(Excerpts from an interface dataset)

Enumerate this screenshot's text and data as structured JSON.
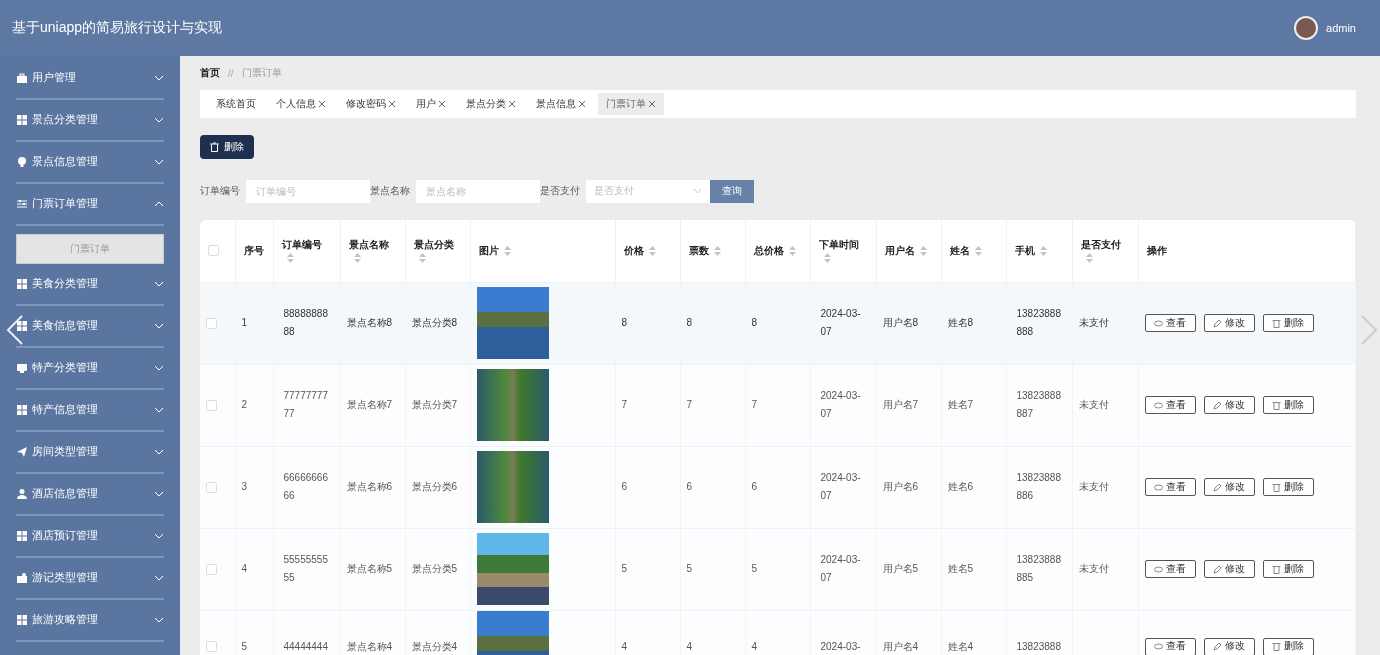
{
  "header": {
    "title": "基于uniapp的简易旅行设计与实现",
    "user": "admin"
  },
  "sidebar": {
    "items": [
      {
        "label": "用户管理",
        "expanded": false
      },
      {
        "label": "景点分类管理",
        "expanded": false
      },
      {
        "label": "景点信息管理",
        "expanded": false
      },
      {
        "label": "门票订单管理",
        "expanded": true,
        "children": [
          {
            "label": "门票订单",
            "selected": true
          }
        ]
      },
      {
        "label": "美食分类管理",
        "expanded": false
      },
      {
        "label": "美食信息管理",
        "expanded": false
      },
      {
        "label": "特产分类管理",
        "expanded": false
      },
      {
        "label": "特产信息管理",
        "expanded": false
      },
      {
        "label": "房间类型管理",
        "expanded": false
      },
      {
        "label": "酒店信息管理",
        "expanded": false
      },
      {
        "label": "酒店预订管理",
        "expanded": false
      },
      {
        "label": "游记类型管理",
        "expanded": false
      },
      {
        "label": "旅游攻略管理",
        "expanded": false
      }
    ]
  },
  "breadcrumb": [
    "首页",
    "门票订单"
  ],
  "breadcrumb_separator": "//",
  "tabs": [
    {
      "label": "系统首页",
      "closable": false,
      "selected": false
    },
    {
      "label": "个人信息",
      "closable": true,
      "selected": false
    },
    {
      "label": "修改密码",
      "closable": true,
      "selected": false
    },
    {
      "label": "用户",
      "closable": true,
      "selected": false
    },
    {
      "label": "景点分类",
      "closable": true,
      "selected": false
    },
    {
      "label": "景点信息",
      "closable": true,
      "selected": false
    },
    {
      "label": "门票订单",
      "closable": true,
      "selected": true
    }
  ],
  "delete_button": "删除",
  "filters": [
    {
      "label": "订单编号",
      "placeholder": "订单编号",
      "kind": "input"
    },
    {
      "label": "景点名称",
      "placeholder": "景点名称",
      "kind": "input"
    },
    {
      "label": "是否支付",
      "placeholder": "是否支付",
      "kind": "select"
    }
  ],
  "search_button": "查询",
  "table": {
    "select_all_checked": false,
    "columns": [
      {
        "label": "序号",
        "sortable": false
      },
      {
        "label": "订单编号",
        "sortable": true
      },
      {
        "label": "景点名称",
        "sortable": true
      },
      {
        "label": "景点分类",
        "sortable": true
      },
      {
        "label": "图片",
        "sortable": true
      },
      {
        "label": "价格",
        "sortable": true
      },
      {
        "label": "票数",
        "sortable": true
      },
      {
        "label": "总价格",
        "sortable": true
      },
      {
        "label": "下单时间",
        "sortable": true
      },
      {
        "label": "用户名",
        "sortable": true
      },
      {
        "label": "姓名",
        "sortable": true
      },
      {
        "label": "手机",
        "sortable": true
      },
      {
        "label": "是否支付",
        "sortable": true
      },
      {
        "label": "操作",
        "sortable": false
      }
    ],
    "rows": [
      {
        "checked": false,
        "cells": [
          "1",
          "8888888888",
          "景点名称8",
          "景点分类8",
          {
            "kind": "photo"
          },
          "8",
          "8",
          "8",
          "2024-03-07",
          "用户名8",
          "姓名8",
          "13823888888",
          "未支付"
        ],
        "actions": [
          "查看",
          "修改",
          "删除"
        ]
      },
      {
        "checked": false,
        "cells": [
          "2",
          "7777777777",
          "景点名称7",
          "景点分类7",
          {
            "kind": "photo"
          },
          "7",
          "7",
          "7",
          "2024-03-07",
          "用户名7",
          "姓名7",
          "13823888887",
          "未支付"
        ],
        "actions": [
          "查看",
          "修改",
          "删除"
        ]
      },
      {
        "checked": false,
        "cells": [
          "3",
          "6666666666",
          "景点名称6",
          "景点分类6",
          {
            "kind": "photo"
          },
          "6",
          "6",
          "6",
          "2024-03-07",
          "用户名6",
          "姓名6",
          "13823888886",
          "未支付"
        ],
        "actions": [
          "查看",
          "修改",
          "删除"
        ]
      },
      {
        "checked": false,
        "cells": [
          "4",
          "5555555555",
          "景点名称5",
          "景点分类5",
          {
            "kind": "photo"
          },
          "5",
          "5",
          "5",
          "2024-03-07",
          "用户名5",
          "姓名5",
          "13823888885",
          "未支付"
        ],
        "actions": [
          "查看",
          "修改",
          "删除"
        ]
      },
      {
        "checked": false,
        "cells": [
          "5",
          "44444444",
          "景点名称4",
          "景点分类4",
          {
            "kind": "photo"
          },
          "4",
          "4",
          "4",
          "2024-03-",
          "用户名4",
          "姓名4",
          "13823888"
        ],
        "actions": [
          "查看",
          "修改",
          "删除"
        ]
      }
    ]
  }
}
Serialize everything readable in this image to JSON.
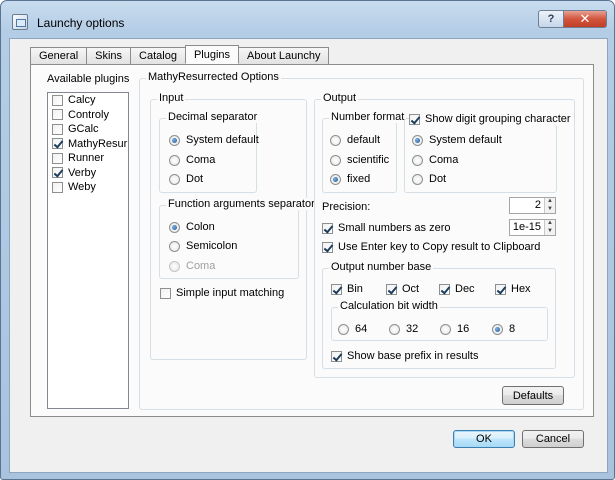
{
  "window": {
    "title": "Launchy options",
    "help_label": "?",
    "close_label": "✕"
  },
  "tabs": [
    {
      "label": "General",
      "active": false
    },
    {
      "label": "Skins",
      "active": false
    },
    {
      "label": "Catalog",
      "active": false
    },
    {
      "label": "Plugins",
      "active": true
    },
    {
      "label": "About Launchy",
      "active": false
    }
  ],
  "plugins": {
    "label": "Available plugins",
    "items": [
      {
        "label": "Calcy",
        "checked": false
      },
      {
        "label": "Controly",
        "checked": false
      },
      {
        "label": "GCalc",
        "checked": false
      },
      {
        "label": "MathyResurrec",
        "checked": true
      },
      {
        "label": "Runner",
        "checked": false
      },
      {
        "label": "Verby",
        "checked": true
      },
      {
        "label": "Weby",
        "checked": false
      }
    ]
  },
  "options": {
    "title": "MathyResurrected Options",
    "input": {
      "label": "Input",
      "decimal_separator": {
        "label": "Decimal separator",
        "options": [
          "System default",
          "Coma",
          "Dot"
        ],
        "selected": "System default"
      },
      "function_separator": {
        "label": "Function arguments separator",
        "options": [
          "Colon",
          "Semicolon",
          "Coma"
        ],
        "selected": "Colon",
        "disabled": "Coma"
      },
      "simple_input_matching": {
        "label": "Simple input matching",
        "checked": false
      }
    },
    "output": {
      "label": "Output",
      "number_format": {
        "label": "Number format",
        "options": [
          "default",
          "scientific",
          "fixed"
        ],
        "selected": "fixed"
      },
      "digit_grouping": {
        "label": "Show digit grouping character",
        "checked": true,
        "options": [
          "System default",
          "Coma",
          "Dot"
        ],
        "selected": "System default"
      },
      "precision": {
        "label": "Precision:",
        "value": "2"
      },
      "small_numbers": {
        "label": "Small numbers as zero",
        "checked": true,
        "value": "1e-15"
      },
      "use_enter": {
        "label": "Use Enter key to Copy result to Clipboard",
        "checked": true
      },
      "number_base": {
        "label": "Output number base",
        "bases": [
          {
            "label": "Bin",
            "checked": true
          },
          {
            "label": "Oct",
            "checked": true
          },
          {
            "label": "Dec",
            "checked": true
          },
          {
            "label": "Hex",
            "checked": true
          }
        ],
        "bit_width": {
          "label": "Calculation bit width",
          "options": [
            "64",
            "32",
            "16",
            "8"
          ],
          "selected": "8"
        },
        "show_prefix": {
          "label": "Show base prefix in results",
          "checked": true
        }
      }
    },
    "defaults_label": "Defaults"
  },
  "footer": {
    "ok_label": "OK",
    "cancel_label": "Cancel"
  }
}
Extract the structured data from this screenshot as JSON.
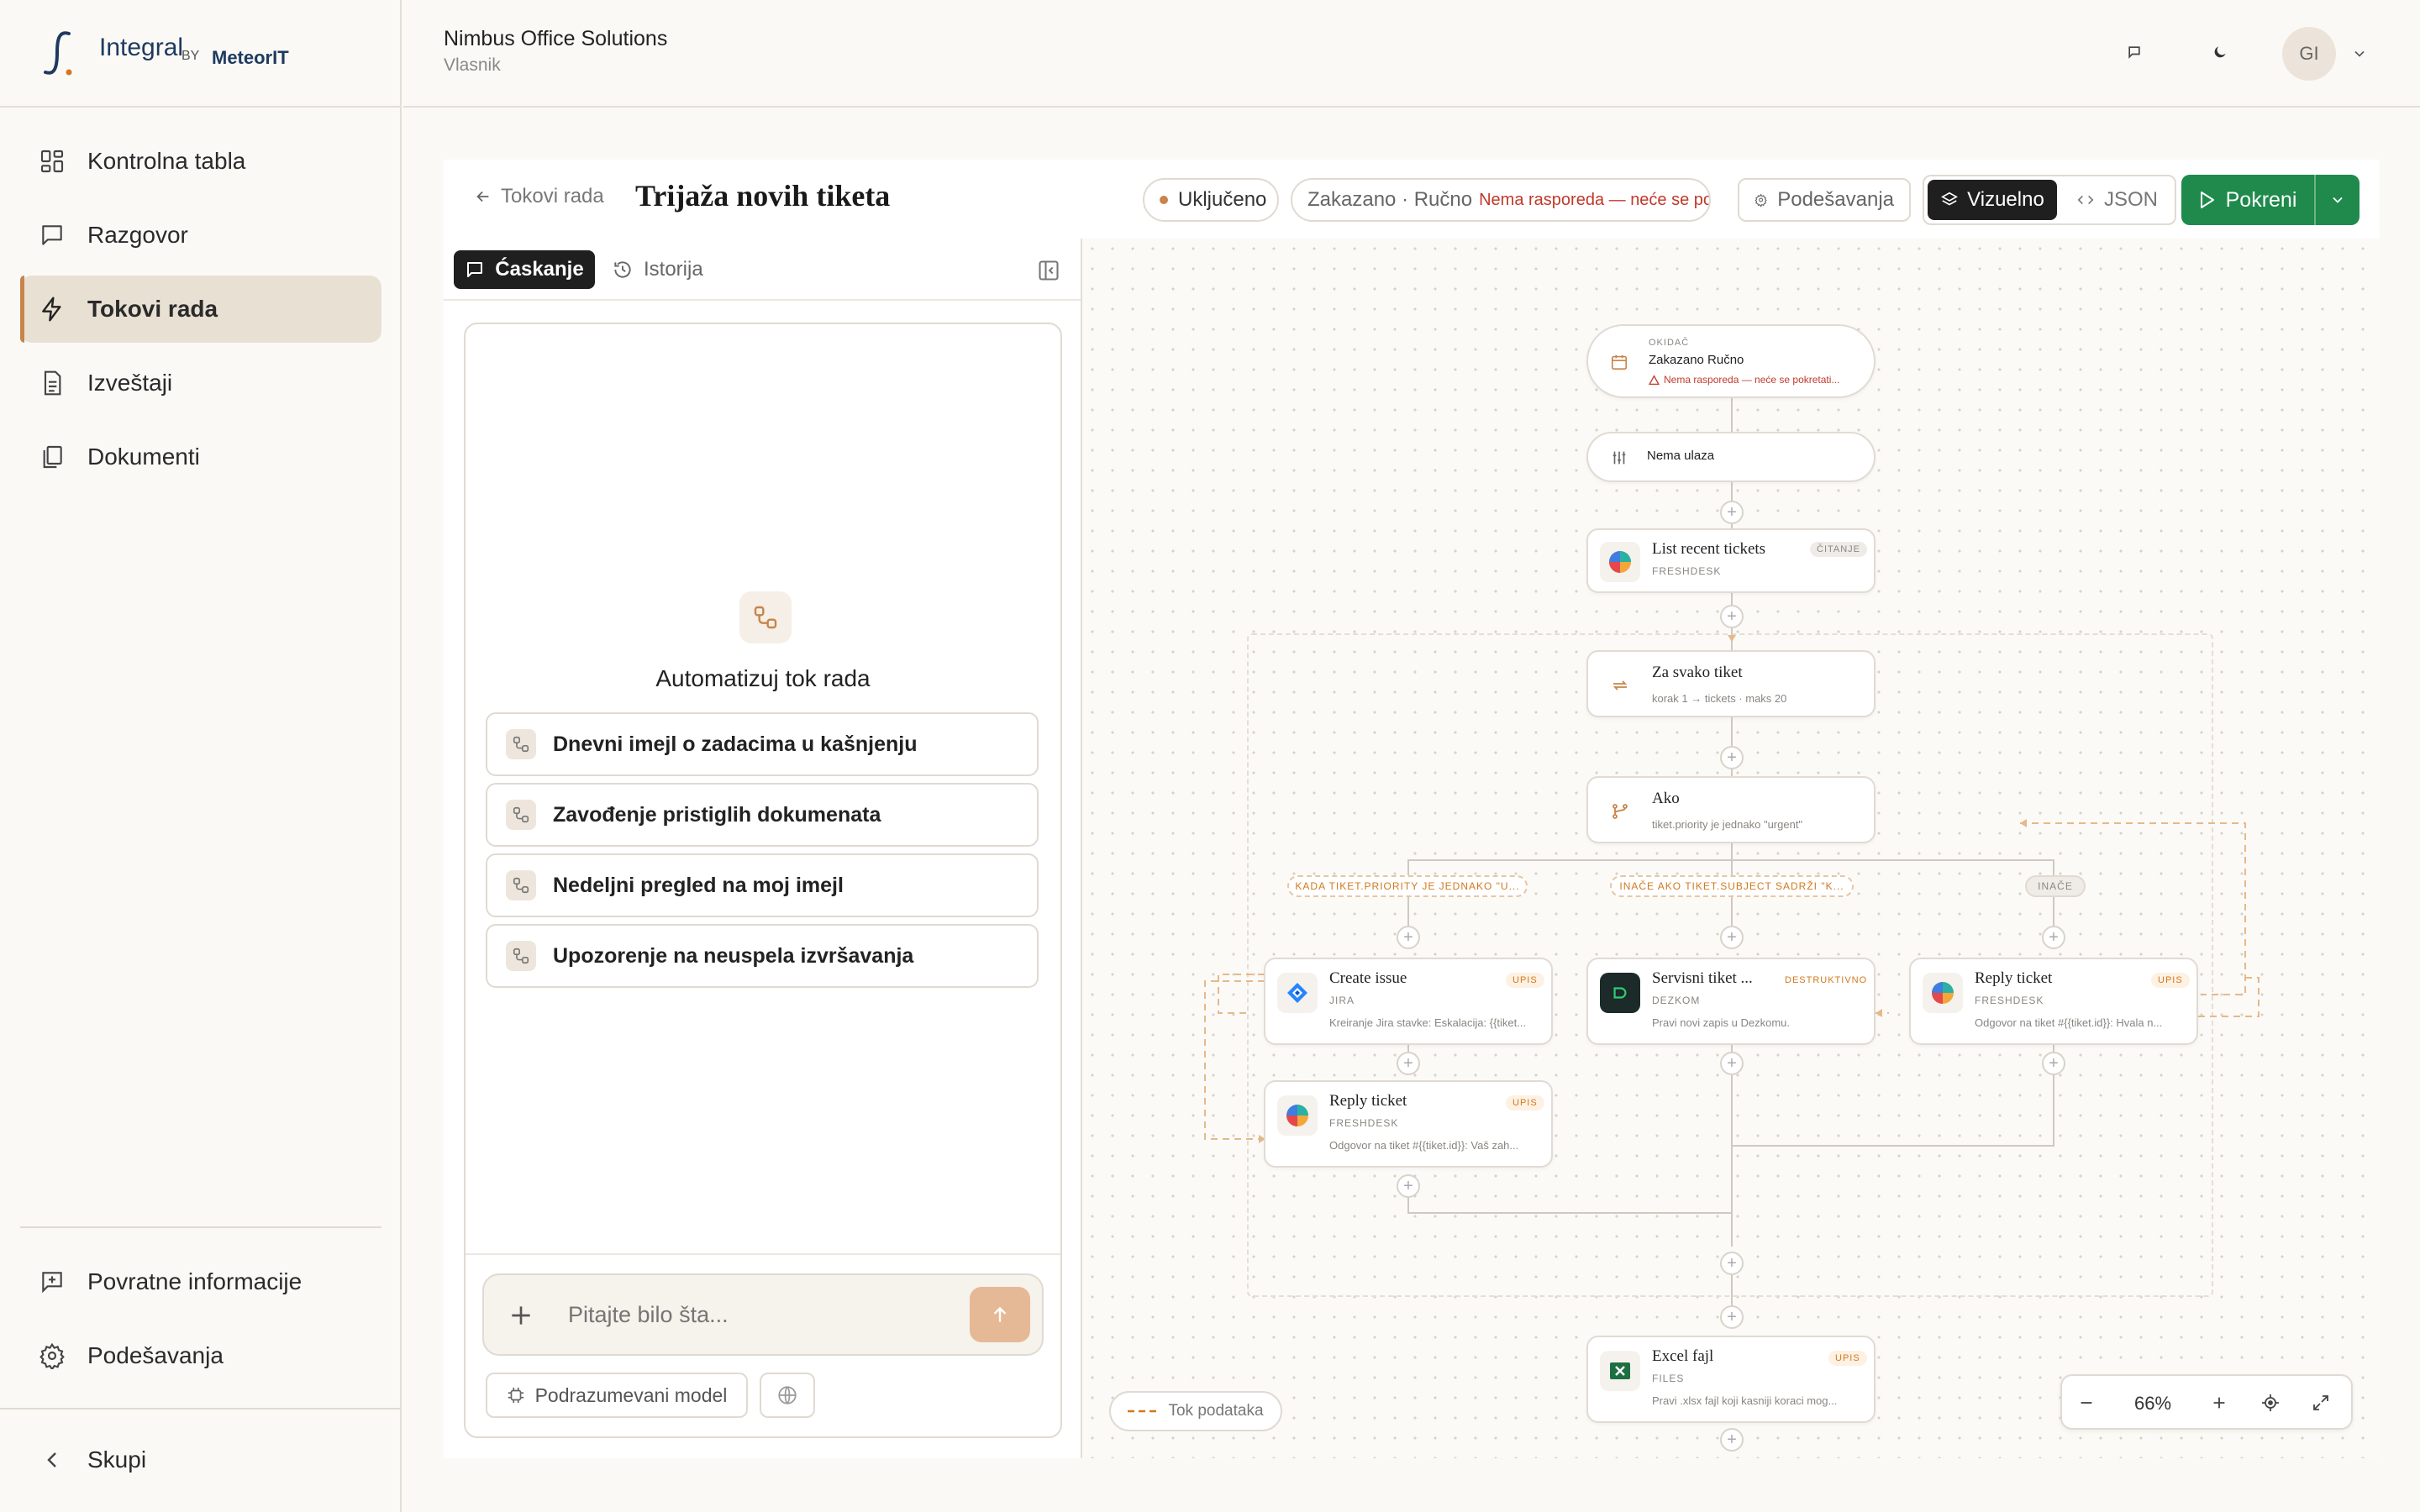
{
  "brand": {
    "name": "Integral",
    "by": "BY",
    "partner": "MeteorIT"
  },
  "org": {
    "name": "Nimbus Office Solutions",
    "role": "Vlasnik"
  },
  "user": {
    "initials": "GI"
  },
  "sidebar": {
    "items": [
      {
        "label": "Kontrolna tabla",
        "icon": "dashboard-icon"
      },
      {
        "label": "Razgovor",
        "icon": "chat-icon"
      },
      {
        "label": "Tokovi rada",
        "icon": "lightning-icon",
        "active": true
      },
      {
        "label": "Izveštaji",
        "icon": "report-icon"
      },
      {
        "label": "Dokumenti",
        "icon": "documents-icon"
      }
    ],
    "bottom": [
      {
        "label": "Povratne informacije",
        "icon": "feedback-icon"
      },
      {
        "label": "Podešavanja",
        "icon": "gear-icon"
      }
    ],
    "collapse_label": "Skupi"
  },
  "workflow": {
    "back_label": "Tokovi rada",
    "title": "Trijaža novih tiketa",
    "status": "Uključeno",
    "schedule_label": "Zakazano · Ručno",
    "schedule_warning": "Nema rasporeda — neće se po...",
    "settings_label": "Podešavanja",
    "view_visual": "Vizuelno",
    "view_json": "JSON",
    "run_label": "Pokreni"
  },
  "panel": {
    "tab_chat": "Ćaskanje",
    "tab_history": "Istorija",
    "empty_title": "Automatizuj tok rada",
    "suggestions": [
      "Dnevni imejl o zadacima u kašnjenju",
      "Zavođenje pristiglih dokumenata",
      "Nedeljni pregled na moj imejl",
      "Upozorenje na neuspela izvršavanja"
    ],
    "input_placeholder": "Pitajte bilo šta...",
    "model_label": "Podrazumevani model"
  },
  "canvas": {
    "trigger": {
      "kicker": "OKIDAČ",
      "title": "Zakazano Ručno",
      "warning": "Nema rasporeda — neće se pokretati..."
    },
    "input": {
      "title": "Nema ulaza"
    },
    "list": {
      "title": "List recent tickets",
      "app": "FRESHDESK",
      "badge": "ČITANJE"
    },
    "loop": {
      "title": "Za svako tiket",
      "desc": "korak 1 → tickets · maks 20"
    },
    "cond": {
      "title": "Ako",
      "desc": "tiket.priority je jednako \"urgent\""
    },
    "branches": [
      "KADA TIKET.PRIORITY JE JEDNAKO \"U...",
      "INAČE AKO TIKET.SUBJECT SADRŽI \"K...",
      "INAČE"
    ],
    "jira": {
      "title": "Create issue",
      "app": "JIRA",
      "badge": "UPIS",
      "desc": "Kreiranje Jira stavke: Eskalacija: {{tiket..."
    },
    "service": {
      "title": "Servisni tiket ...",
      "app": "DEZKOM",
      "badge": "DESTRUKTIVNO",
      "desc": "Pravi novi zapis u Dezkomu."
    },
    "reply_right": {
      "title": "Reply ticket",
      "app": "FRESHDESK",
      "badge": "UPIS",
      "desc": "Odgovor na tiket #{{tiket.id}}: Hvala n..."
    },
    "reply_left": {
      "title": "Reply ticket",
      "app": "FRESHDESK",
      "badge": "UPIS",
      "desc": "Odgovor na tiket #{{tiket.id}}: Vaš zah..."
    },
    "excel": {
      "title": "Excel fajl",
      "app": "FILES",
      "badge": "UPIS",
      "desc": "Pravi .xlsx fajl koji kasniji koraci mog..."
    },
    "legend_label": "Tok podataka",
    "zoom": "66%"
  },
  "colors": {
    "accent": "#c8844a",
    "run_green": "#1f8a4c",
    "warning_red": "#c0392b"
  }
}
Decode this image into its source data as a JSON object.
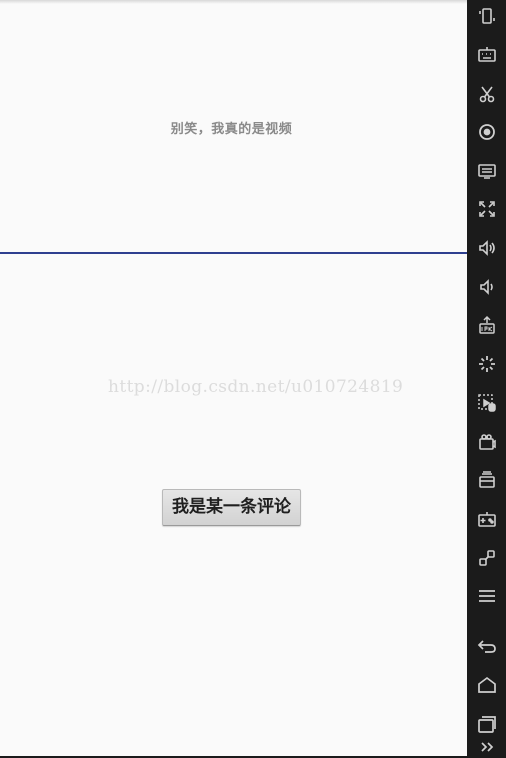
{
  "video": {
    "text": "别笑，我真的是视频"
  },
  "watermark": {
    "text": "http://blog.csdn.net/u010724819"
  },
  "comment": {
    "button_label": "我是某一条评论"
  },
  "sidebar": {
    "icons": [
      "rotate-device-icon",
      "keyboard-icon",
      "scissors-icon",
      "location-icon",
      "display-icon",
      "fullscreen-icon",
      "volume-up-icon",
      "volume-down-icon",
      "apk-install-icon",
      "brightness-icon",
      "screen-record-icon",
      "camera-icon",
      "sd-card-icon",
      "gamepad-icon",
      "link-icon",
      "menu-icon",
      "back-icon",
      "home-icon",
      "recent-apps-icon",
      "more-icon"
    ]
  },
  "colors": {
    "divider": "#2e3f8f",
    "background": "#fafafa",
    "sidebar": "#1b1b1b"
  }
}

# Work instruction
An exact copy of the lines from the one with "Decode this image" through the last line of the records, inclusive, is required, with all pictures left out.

# Response to this task
Decode this image into its source data as a JSON object.
{
  "video": {
    "text": "别笑，我真的是视频"
  },
  "watermark": {
    "text": "http://blog.csdn.net/u010724819"
  },
  "comment": {
    "button_label": "我是某一条评论"
  },
  "sidebar": {
    "icons": [
      "rotate-device-icon",
      "keyboard-icon",
      "scissors-icon",
      "location-icon",
      "display-icon",
      "fullscreen-icon",
      "volume-up-icon",
      "volume-down-icon",
      "apk-install-icon",
      "brightness-icon",
      "screen-record-icon",
      "camera-icon",
      "sd-card-icon",
      "gamepad-icon",
      "link-icon",
      "menu-icon",
      "back-icon",
      "home-icon",
      "recent-apps-icon",
      "more-icon"
    ]
  },
  "colors": {
    "divider": "#2e3f8f",
    "background": "#fafafa",
    "sidebar": "#1b1b1b"
  }
}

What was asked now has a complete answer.